20 August 2017
Find out more

First direct asks customers to save for a 'brainy' day

25 May 2010  |  7326 views  |  0 Team meeting

The ability to save money - and your willingness to switch banks - is determined by the side of the brain you think with, according to research commissioned by UK online bank first direct.

The study - carried out at Hertfordshire University by psychologist and author of Sheconomics, Professor Karen Pine - found those who gave right-side of the brain responses (typically creative and impulsive types), have a carefree 'live for today' attitude, credit card debts and little or no savings.

But deeper thinkers, who responded using the left-side of the brain - careful and logical types - are far more comfortable managing their finances, it emerged.

Professor Pine began the experiment by asking 500 adults a brain-teaser compiled by US-based scientists.
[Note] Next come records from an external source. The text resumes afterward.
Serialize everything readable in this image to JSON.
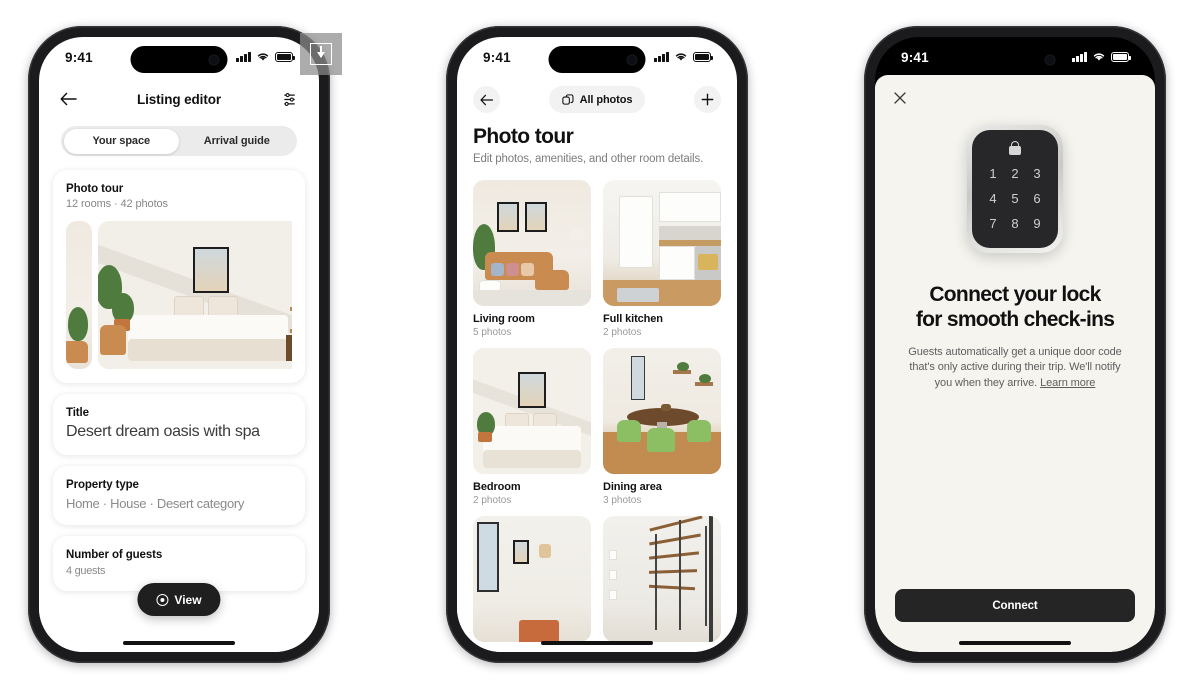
{
  "overlay": {
    "icon": "download-icon"
  },
  "phone1": {
    "status": {
      "time": "9:41",
      "signal": "cellular-signal-icon",
      "wifi": "wifi-icon",
      "battery": "battery-icon"
    },
    "nav": {
      "back": "back-arrow-icon",
      "title": "Listing editor",
      "settings": "sliders-icon"
    },
    "segmented": {
      "options": [
        "Your space",
        "Arrival guide"
      ],
      "selected": "Your space"
    },
    "cards": [
      {
        "title": "Photo tour",
        "subtitle": "12 rooms · 42 photos",
        "media": "bedroom-carousel"
      },
      {
        "title": "Title",
        "value": "Desert dream oasis with spa"
      },
      {
        "title": "Property type",
        "value": "Home · House · Desert category"
      },
      {
        "title": "Number of guests",
        "value": "4 guests"
      }
    ],
    "view_button": {
      "label": "View",
      "icon": "eye-icon"
    }
  },
  "phone2": {
    "status": {
      "time": "9:41"
    },
    "nav": {
      "back": "back-arrow-icon",
      "all_photos": "All photos",
      "all_photos_icon": "photos-stack-icon",
      "add": "plus-icon"
    },
    "heading": "Photo tour",
    "subheading": "Edit photos, amenities, and other room details.",
    "rooms": [
      {
        "name": "Living room",
        "count": "5 photos",
        "image": "living-room-photo"
      },
      {
        "name": "Full kitchen",
        "count": "2 photos",
        "image": "kitchen-photo"
      },
      {
        "name": "Bedroom",
        "count": "2 photos",
        "image": "bedroom-photo"
      },
      {
        "name": "Dining area",
        "count": "3 photos",
        "image": "dining-area-photo"
      },
      {
        "name": "",
        "count": "",
        "image": "hallway-photo"
      },
      {
        "name": "",
        "count": "",
        "image": "staircase-photo"
      }
    ]
  },
  "phone3": {
    "status": {
      "time": "9:41"
    },
    "close": "close-icon",
    "device": {
      "name": "smart-lock-keypad",
      "lock_icon": "lock-icon",
      "keys": [
        "1",
        "2",
        "3",
        "4",
        "5",
        "6",
        "7",
        "8",
        "9"
      ]
    },
    "title_line1": "Connect your lock",
    "title_line2": "for smooth check-ins",
    "description": "Guests automatically get a unique door code that's only active during their trip. We'll notify you when they arrive. ",
    "learn_more": "Learn more",
    "connect_button": "Connect"
  }
}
She examined their answers and found that only one in three people got the answer right; these people were classed as 'reflectors' - who think with the left-side of the brain.

When participants who gave the wrong answer - described as 'intuiters' - were asked about their attitude to money, it was found they had fewer savings, credit card debt and a lax attitude to money management.

The report of the study also showed 43% of 'intuitors' had been with the same bank since leaving school. For some this was 30 years ago or longer. In contrast, one in four 'reflectors' had changed where they bank at least twice

Professor Pine, comments: "Reactive people can't suppress the first answer that springs to mind. They're the kind of people who live for the moment and avoid putting effort into anything that doesn't bring short-term gain. This can be linked to poor money management, such as only making the minimum repayment on a credit card.

"Intuitors might feel dissatisfied with their bank, too, but don't change it."



Finextra verdict A mildly diverting set of results that first direct is using to promote its easyswitch service for attracting customers from other banks. Harmless enough - unless the bank has plans to invest in brain scanning technology to add to its armoury of credit scoring techniques. Of course, the profit-motivated card issuer would probably reject reflectors (66% of whom pay off their credit card bill in full every month) in favour of the more impetuous intuitors.

Comments: (0)

Comment on this story (membership required)

Finextra news in your inbox

For Finextra's free daily newsletter, breaking news flashes and weekly jobs board: sign up now

Related stories

First Direct falls foul of Twitter hack

First Direct falls foul of Twitter hack

26 February 2010  |  17438 views  |  3 comments
Scientists create formula for producing better traders

Scientists create formula for producing better traders

26 November 2009  |  7067 views  |  0 comments
First direct dares to share what customers think of it

First direct dares to share what customers think of it

13 October 2009  |  17185 views  |  1 comments
First direct launches customer community site

First direct launches customer community site

21 November 2008  |  7658 views  |  0 comments

Related company news

 

Related blogs

Create a blog about this story (membership required)
download the paper nowvisit www.niceactimize.comvisit www.dorsum.eu

Top topics

Most viewed Most shared
Mobile contactless spending accelerating in UKMobile contactless spending accelerating i...
9228 views comments | 23 tweets | 23 linkedin
Norwegian banks and startups form fintech clusterNorwegian banks and startups form fintech...
7939 views comments | 19 tweets | 23 linkedin
RBS to bring Silicon Valley to EdinburghRBS to bring Silicon Valley to Edinburgh
7415 views comments | 10 tweets | 7 linkedin
hands typing furiouslyWhy Is Risk Analytics Important?
6806 views 0 | 1 tweets | 1 linkedin
hands typing furiouslyWhy Blockchain Might Not Be The Future For...
6544 views 1 | 5 tweets | 3 linkedin

Featured job

Find your next job